Interface dataset entries:
*** Block opens ***

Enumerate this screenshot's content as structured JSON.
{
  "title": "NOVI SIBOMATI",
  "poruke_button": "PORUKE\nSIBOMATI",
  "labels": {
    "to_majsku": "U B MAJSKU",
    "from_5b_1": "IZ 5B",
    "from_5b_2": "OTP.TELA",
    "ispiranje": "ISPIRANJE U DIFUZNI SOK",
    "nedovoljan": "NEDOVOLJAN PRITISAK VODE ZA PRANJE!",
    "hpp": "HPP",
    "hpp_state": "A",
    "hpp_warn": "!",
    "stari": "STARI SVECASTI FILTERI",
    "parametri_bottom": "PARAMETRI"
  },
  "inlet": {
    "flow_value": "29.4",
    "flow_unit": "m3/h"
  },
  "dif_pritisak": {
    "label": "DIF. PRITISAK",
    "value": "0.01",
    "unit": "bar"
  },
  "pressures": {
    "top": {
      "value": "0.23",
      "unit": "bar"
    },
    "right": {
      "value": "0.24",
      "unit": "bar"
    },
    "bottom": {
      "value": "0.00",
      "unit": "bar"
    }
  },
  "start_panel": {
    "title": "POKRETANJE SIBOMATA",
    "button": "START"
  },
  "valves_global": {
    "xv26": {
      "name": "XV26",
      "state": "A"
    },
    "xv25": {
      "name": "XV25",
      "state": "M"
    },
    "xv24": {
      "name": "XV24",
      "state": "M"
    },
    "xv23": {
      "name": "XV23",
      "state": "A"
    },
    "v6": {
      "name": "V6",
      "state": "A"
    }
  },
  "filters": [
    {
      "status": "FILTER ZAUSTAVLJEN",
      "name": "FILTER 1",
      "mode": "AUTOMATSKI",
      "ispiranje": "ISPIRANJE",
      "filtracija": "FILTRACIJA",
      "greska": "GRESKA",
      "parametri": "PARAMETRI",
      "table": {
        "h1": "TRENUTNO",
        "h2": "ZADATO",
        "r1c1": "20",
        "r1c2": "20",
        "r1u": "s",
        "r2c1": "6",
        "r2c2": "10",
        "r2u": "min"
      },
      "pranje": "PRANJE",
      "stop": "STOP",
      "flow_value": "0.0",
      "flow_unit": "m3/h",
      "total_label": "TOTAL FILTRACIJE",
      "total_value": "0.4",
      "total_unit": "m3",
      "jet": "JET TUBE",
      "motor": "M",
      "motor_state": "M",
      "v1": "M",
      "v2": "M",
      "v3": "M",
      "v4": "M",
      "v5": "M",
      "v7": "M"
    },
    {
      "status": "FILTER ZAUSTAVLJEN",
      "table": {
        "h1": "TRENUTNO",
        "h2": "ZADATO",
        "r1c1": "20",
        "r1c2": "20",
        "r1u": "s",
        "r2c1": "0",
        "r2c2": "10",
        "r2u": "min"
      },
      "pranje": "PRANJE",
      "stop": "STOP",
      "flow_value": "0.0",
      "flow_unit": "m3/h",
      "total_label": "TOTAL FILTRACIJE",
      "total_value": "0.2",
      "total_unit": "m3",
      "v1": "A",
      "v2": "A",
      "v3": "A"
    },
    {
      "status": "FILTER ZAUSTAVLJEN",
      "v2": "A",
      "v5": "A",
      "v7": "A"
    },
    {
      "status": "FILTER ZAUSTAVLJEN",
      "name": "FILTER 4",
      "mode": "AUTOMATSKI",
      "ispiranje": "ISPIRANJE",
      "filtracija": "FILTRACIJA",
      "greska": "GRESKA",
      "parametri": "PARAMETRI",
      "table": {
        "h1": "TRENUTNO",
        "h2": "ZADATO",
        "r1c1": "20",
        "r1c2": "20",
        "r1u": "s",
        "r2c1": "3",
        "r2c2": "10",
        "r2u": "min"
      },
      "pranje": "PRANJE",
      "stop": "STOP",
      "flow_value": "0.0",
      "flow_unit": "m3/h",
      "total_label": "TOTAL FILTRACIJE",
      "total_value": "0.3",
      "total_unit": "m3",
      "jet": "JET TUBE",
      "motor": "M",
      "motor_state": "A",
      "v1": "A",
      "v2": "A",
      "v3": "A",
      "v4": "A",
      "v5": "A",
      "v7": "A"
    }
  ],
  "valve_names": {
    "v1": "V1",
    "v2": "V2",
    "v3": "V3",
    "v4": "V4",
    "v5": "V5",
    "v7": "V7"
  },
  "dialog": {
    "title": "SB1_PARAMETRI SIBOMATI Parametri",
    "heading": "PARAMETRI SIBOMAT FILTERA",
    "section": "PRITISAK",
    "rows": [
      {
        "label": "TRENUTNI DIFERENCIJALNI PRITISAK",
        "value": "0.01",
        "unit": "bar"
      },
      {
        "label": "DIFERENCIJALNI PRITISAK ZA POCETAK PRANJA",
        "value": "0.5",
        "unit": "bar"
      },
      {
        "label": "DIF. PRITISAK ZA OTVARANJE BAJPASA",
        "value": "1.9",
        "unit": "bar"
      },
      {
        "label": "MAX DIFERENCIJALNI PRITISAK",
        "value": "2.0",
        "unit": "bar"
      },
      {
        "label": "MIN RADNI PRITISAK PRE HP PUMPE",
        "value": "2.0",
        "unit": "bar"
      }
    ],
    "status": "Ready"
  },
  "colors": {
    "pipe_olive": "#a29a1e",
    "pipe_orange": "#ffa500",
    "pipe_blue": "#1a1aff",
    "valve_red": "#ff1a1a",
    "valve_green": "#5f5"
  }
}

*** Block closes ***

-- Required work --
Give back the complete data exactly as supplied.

-- Task response --
Enumerate this screenshot's content as structured JSON.
{
  "title": "NOVI SIBOMATI",
  "poruke_button": "PORUKE\nSIBOMATI",
  "labels": {
    "to_majsku": "U B MAJSKU",
    "from_5b_1": "IZ 5B",
    "from_5b_2": "OTP.TELA",
    "ispiranje": "ISPIRANJE U DIFUZNI SOK",
    "nedovoljan": "NEDOVOLJAN PRITISAK VODE ZA PRANJE!",
    "hpp": "HPP",
    "hpp_state": "A",
    "hpp_warn": "!",
    "stari": "STARI SVECASTI FILTERI",
    "parametri_bottom": "PARAMETRI"
  },
  "inlet": {
    "flow_value": "29.4",
    "flow_unit": "m3/h"
  },
  "dif_pritisak": {
    "label": "DIF. PRITISAK",
    "value": "0.01",
    "unit": "bar"
  },
  "pressures": {
    "top": {
      "value": "0.23",
      "unit": "bar"
    },
    "right": {
      "value": "0.24",
      "unit": "bar"
    },
    "bottom": {
      "value": "0.00",
      "unit": "bar"
    }
  },
  "start_panel": {
    "title": "POKRETANJE SIBOMATA",
    "button": "START"
  },
  "valves_global": {
    "xv26": {
      "name": "XV26",
      "state": "A"
    },
    "xv25": {
      "name": "XV25",
      "state": "M"
    },
    "xv24": {
      "name": "XV24",
      "state": "M"
    },
    "xv23": {
      "name": "XV23",
      "state": "A"
    },
    "v6": {
      "name": "V6",
      "state": "A"
    }
  },
  "filters": [
    {
      "status": "FILTER ZAUSTAVLJEN",
      "name": "FILTER 1",
      "mode": "AUTOMATSKI",
      "ispiranje": "ISPIRANJE",
      "filtracija": "FILTRACIJA",
      "greska": "GRESKA",
      "parametri": "PARAMETRI",
      "table": {
        "h1": "TRENUTNO",
        "h2": "ZADATO",
        "r1c1": "20",
        "r1c2": "20",
        "r1u": "s",
        "r2c1": "6",
        "r2c2": "10",
        "r2u": "min"
      },
      "pranje": "PRANJE",
      "stop": "STOP",
      "flow_value": "0.0",
      "flow_unit": "m3/h",
      "total_label": "TOTAL FILTRACIJE",
      "total_value": "0.4",
      "total_unit": "m3",
      "jet": "JET TUBE",
      "motor": "M",
      "motor_state": "M",
      "v1": "M",
      "v2": "M",
      "v3": "M",
      "v4": "M",
      "v5": "M",
      "v7": "M"
    },
    {
      "status": "FILTER ZAUSTAVLJEN",
      "table": {
        "h1": "TRENUTNO",
        "h2": "ZADATO",
        "r1c1": "20",
        "r1c2": "20",
        "r1u": "s",
        "r2c1": "0",
        "r2c2": "10",
        "r2u": "min"
      },
      "pranje": "PRANJE",
      "stop": "STOP",
      "flow_value": "0.0",
      "flow_unit": "m3/h",
      "total_label": "TOTAL FILTRACIJE",
      "total_value": "0.2",
      "total_unit": "m3",
      "v1": "A",
      "v2": "A",
      "v3": "A"
    },
    {
      "status": "FILTER ZAUSTAVLJEN",
      "v2": "A",
      "v5": "A",
      "v7": "A"
    },
    {
      "status": "FILTER ZAUSTAVLJEN",
      "name": "FILTER 4",
      "mode": "AUTOMATSKI",
      "ispiranje": "ISPIRANJE",
      "filtracija": "FILTRACIJA",
      "greska": "GRESKA",
      "parametri": "PARAMETRI",
      "table": {
        "h1": "TRENUTNO",
        "h2": "ZADATO",
        "r1c1": "20",
        "r1c2": "20",
        "r1u": "s",
        "r2c1": "3",
        "r2c2": "10",
        "r2u": "min"
      },
      "pranje": "PRANJE",
      "stop": "STOP",
      "flow_value": "0.0",
      "flow_unit": "m3/h",
      "total_label": "TOTAL FILTRACIJE",
      "total_value": "0.3",
      "total_unit": "m3",
      "jet": "JET TUBE",
      "motor": "M",
      "motor_state": "A",
      "v1": "A",
      "v2": "A",
      "v3": "A",
      "v4": "A",
      "v5": "A",
      "v7": "A"
    }
  ],
  "valve_names": {
    "v1": "V1",
    "v2": "V2",
    "v3": "V3",
    "v4": "V4",
    "v5": "V5",
    "v7": "V7"
  },
  "dialog": {
    "title": "SB1_PARAMETRI SIBOMATI Parametri",
    "heading": "PARAMETRI SIBOMAT FILTERA",
    "section": "PRITISAK",
    "rows": [
      {
        "label": "TRENUTNI DIFERENCIJALNI PRITISAK",
        "value": "0.01",
        "unit": "bar"
      },
      {
        "label": "DIFERENCIJALNI PRITISAK ZA POCETAK PRANJA",
        "value": "0.5",
        "unit": "bar"
      },
      {
        "label": "DIF. PRITISAK ZA OTVARANJE BAJPASA",
        "value": "1.9",
        "unit": "bar"
      },
      {
        "label": "MAX DIFERENCIJALNI PRITISAK",
        "value": "2.0",
        "unit": "bar"
      },
      {
        "label": "MIN RADNI PRITISAK PRE HP PUMPE",
        "value": "2.0",
        "unit": "bar"
      }
    ],
    "status": "Ready"
  },
  "colors": {
    "pipe_olive": "#a29a1e",
    "pipe_orange": "#ffa500",
    "pipe_blue": "#1a1aff",
    "valve_red": "#ff1a1a",
    "valve_green": "#5f5"
  }
}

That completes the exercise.